Ritchie Blackmore

Incurably mean?

With the new album "Difficult To Cure" a new Rainbow has also emerged. It doesn't have much influence on the result, because guitarist Ritchie Blackmore demands a lot from his musicians and that means that "Difficult To Cure" has become an excellent Rainbow album again. The following interview was done by Ritchie Blackmore at the beginning of this year for a radio station in Los Angeles.

Ritchie, now that singer Graham Bonnet and drummer Cozy Powell are no longer in Rainbow, you got a new group together. Can you tell us how you found the two new guys and where they come from?

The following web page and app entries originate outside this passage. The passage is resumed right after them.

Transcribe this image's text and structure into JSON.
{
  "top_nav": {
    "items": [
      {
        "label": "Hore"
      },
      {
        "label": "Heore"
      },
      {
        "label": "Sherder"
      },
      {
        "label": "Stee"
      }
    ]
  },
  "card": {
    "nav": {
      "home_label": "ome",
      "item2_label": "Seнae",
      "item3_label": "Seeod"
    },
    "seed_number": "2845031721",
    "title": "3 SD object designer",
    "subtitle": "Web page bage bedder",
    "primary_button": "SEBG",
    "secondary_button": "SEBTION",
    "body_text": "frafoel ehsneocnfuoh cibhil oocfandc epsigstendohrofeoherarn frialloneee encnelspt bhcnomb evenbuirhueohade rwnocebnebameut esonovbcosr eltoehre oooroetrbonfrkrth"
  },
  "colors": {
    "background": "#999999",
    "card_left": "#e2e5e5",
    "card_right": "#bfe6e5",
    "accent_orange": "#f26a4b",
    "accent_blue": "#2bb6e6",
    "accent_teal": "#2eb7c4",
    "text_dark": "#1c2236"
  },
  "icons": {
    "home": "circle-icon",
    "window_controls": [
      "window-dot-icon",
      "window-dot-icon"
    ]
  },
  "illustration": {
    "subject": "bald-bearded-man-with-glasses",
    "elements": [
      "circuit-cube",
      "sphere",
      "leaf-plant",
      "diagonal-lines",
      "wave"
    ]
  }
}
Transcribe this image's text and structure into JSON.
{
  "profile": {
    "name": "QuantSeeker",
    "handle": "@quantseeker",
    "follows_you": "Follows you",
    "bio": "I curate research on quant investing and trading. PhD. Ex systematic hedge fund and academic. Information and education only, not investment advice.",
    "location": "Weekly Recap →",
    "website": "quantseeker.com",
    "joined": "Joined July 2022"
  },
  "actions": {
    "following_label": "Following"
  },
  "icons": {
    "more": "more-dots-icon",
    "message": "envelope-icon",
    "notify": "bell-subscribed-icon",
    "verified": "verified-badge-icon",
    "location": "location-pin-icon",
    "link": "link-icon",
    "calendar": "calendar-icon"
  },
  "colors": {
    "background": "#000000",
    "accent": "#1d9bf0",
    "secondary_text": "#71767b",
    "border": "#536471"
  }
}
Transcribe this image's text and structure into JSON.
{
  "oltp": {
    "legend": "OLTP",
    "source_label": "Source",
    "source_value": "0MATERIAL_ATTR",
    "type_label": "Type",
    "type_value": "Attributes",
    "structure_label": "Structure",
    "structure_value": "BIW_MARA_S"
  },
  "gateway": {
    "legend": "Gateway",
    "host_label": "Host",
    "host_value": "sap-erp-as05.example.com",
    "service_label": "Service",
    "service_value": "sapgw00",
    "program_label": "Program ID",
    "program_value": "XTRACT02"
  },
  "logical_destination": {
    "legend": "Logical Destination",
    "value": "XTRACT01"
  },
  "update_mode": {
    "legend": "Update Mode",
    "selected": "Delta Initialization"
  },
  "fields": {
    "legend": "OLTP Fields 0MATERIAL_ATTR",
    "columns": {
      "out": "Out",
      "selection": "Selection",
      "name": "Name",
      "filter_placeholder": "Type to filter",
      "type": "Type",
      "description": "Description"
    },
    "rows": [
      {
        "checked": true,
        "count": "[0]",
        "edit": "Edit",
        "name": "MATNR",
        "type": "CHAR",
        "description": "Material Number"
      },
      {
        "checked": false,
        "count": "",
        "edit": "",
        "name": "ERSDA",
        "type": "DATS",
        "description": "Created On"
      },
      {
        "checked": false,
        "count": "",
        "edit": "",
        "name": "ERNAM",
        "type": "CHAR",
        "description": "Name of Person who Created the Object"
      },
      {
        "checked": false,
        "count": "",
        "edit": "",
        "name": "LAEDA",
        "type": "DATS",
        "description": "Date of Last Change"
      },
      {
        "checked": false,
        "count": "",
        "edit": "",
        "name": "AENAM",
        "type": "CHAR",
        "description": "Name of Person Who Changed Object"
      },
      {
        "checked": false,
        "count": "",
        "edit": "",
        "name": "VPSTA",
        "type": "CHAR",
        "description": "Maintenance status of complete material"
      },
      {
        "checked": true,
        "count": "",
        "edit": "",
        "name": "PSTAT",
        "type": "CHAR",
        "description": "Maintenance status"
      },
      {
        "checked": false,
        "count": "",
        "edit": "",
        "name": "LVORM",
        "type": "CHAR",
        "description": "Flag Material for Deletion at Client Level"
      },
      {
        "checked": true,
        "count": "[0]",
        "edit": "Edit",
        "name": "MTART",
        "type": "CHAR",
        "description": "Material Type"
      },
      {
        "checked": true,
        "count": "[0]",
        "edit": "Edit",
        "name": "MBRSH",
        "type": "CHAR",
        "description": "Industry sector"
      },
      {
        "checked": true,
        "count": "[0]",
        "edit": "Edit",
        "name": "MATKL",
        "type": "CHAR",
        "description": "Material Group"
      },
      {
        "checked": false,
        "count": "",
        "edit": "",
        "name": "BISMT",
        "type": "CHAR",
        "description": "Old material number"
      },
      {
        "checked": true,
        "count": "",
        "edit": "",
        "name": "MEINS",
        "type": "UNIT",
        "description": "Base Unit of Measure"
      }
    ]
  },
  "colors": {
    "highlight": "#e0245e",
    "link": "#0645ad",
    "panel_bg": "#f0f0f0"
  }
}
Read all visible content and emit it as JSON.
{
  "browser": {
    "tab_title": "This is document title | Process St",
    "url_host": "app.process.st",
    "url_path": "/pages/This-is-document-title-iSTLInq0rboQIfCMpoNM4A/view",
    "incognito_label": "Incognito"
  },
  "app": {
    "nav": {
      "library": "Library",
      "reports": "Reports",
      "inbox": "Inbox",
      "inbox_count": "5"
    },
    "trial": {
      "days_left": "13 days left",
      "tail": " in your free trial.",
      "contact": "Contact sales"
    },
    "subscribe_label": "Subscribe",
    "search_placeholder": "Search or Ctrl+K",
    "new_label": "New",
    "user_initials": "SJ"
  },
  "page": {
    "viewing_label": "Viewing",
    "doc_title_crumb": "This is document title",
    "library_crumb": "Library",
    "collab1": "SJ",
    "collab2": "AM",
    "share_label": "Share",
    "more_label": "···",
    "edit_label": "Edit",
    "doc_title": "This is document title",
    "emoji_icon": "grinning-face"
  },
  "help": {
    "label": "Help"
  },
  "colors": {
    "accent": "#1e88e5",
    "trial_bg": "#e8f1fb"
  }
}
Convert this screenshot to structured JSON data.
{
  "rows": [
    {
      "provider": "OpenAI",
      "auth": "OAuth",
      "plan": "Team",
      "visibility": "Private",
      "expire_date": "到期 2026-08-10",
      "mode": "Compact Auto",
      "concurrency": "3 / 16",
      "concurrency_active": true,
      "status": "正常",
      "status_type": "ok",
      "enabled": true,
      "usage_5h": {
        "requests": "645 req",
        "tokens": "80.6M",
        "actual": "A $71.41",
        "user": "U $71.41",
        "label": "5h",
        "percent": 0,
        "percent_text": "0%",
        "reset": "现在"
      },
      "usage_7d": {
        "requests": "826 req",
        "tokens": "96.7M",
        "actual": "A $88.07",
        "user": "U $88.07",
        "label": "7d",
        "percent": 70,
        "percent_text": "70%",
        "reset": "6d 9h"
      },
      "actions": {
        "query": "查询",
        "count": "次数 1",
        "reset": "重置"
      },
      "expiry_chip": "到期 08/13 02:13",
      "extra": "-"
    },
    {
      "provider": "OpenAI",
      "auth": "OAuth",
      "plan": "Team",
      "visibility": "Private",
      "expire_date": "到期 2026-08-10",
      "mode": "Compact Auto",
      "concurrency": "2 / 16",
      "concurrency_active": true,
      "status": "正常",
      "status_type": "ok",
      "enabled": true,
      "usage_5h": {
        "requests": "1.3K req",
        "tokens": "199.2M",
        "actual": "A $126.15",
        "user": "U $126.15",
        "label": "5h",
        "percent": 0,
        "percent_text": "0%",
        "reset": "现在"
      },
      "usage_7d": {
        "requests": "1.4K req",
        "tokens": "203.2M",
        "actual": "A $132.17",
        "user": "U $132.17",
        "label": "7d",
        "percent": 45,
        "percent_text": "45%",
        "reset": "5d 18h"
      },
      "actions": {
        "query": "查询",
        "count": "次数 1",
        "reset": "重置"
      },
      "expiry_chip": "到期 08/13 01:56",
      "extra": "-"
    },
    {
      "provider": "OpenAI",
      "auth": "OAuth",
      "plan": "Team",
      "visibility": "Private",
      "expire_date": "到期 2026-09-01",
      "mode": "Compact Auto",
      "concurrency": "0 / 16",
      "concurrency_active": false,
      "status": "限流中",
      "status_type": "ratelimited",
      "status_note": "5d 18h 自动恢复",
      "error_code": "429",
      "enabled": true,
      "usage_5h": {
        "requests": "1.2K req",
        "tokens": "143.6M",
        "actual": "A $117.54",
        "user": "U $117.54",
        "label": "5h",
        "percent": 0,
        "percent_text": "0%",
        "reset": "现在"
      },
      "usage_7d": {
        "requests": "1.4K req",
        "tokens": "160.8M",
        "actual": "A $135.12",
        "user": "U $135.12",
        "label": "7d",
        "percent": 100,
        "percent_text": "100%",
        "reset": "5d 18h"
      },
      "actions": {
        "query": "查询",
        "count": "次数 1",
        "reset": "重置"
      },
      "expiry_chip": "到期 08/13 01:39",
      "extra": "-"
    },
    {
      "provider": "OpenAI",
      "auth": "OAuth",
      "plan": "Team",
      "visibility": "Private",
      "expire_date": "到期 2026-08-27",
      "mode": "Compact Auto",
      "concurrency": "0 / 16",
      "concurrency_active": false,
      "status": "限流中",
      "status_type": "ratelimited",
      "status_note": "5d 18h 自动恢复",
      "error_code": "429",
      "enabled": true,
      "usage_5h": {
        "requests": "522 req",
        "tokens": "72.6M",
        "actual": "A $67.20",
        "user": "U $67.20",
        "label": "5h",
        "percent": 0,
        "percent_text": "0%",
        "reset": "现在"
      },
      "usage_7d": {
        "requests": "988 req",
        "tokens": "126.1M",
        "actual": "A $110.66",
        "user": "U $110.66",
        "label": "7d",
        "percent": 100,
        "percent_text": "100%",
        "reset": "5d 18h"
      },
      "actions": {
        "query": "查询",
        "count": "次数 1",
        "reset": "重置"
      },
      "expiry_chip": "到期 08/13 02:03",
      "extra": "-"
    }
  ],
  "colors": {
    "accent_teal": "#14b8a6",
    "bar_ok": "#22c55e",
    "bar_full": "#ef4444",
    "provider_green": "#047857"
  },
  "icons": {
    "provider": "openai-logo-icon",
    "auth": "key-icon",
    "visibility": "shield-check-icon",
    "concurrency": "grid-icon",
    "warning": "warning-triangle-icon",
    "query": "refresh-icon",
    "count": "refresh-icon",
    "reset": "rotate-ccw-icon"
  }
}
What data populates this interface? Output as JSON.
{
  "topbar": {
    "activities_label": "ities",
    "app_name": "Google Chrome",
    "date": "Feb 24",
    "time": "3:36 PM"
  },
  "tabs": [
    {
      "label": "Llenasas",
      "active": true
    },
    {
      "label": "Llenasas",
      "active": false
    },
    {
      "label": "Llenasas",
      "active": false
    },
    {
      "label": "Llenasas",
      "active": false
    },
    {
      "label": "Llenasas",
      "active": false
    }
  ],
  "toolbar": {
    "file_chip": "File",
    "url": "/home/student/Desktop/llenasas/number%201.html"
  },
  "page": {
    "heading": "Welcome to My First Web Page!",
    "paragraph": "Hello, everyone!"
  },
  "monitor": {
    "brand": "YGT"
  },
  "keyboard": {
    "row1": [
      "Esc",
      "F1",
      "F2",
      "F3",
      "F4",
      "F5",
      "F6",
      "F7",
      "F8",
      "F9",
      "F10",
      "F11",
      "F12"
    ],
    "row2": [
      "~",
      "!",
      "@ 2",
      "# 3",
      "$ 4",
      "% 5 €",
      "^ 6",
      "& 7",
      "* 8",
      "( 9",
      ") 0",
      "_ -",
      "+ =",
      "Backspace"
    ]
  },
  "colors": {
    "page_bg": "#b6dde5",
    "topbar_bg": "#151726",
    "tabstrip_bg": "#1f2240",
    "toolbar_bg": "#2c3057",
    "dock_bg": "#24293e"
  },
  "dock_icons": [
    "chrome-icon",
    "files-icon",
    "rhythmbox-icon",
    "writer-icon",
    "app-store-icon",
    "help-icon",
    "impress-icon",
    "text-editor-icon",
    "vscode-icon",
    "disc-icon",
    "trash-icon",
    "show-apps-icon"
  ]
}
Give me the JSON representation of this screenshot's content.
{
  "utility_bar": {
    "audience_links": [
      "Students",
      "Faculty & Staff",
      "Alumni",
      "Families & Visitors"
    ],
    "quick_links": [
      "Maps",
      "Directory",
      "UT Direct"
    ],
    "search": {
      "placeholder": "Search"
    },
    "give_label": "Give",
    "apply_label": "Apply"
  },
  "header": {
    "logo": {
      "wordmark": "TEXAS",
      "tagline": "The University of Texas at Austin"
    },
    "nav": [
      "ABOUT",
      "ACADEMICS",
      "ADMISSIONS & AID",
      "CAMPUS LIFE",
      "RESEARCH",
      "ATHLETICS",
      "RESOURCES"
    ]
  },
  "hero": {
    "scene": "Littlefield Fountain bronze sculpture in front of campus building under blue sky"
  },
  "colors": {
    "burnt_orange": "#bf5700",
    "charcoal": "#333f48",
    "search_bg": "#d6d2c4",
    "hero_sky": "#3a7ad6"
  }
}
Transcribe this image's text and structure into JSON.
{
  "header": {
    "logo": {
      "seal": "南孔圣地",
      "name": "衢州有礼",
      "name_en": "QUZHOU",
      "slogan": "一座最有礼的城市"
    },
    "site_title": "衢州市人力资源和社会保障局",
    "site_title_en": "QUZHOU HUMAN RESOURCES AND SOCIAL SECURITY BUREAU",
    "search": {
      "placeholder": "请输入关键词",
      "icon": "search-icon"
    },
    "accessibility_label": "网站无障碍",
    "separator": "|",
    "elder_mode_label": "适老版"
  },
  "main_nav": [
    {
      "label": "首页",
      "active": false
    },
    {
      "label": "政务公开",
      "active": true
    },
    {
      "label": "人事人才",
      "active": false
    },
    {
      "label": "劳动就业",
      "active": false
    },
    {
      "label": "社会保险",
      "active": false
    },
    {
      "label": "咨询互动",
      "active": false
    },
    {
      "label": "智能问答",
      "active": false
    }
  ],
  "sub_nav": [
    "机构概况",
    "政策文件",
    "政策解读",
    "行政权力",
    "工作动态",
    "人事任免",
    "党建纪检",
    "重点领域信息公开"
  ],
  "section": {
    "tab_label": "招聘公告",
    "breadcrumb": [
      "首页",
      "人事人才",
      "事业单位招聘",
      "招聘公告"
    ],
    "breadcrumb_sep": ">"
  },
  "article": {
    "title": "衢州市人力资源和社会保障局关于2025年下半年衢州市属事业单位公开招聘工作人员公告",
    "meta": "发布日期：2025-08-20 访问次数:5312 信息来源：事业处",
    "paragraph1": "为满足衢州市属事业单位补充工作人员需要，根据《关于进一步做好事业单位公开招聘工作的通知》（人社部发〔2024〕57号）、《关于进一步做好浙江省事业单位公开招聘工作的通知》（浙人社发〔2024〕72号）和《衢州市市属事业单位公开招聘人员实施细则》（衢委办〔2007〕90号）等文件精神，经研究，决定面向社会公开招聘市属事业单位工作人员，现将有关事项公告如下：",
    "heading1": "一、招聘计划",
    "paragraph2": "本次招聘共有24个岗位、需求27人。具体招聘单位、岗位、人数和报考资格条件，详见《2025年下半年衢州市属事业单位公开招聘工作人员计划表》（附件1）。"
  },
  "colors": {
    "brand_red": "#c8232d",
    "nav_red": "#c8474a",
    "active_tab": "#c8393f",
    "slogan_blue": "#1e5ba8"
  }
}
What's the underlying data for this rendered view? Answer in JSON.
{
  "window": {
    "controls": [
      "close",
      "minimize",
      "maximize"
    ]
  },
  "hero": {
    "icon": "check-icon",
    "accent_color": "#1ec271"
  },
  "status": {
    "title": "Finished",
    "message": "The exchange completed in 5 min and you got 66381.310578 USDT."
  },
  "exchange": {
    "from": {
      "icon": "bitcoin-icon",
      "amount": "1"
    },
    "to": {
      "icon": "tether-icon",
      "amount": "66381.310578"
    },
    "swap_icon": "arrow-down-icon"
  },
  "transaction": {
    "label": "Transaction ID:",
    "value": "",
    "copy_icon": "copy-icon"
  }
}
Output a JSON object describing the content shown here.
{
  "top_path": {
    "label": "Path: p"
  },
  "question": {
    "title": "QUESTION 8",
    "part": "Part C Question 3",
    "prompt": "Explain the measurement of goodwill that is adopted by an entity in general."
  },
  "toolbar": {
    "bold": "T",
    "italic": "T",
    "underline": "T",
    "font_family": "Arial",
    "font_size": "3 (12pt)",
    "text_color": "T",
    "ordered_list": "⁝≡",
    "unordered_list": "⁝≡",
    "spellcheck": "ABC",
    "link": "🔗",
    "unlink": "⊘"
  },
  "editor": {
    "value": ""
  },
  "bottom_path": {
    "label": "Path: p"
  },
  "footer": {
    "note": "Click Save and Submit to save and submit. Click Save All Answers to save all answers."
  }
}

Sure, I met Bob Rondinelli, the drummer, in Long Island near New York, where I live. I went out for a night and I ended up in a club where a band was playing. I was deeply impressed by the drummer, because in almost every song that was played, Bobby had to play a solo from the other group members and he did it perfectly. He didn't hesitate when I asked if he wanted to try it in Rainbow. Joe Lynn Turner, the singer, is from New Jersey and I found him through a tip from a friend of mine.

Graham was still in Rainbow at the time, but I wasn't very happy with him anymore and I told that a friend. Joe sang for a few years in the group Fandango (of which the solo guitarist is named Rick Blakemore - KB), who made three LPs and my friend knew those three records very well. My manager approached him, we rehearsed and then I fired Graham. Joe is a very small guy, but he sings fantastic, a bit bluesy and I really like that; a little Paul Rodgers or Lou Gramm-like voice.

Joe is a lot more like Ronnie Dio than Graham Bonnet, don't you think so?

That is absolutely true. Joe can sing commercial songs like 'I Surrender' and 'Magic', as well as a blues song, he has a bit of that Jimi Hendrix-ish, which I personally love a lot. The problem with Ronnie Dio was that he couldn't or didn't want to sing commercial songs and with Graham it was the other way around.

Let's talk about Roger Glover. Since you started working with him again, your music has become a bit more commercial. Was that because of him, or were you planning to do that yourself anyway?

That was mainly because of Roger. Roger has been a very commercial minded boy ever since the days of Deep Purple and when he started working with me again on the LP "Down To Earth", I liked that commercial contribution, because I am quite delighted to forget that aspect and just make hard and mean music. Our collaboration has also led to good results on "Difficult To Cure".

The most striking song on "Difficult To Cure" is the title track, which you based on Beethoven's Ninth.

I have been deeply interested in classical music for over ten years and I have a strong impression that there are many teenagers who do not realize how great some classical music is.

When classical music was made there were no charts and that music was made with much more intention than it is today. A lot of contemporary music is just manufactured for the charts, and there is not much against that in itself, but I mean there are other things.

Are you going on tour with this new line-up?

As things stand now, we will be going on a European tour in June and July and then America.

Last question: how do you feel about a Deep Purple reunion these days?

It could be that Deep Purple will get back together, but then my condition is that it can only happen in the '70-'74 line-up, so Ian Gillan, Roger Glover, Jon Lord, Ian Paice and myself. Definitely not David Coverdale, Glenn Hughes or anyone else. In any case, I wouldn't mind touring for one or two months and releasing a live album, but as far as I know, Ian Gillan is the only one who does NOT want to at the moment. We went together to discuss it, but Ian is very busy with his group and he is a little afraid that his group members will not thank him for it. As soon as Ian Gillan changes his mind, it will, I think. And I will not deny that the money involved is very attractive to all of us. Extremely attractive, may I say so....

© Kees Baars, Muziekkrant Oor - 25 Maart 1981
Photo Ritchie Blackmore 1980: © Kees Tabak